### What you will do:
Please count the lines in the data below that mention the word "time", then give only the total.

Excerpts from an interface dataset
════════════════

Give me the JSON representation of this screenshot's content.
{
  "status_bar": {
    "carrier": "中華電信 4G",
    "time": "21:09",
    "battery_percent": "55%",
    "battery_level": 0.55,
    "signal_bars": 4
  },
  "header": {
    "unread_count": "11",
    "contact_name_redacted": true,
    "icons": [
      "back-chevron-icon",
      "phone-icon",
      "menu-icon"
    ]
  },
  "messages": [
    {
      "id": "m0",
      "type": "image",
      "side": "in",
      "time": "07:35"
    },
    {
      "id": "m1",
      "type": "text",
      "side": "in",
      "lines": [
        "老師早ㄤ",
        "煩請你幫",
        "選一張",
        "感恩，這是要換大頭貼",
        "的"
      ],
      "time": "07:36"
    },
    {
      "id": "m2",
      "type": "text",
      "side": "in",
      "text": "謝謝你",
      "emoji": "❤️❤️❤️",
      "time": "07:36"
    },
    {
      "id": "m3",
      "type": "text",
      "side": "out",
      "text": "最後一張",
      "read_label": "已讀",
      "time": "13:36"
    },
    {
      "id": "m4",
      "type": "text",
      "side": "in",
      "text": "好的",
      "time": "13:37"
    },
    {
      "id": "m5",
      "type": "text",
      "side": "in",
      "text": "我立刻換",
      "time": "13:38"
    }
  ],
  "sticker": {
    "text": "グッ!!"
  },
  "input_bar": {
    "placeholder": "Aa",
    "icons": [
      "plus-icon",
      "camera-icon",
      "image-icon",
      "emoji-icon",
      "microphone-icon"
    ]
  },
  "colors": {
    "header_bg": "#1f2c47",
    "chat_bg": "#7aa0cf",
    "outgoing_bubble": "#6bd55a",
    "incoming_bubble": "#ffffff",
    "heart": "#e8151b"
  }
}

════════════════

### Answer section:
7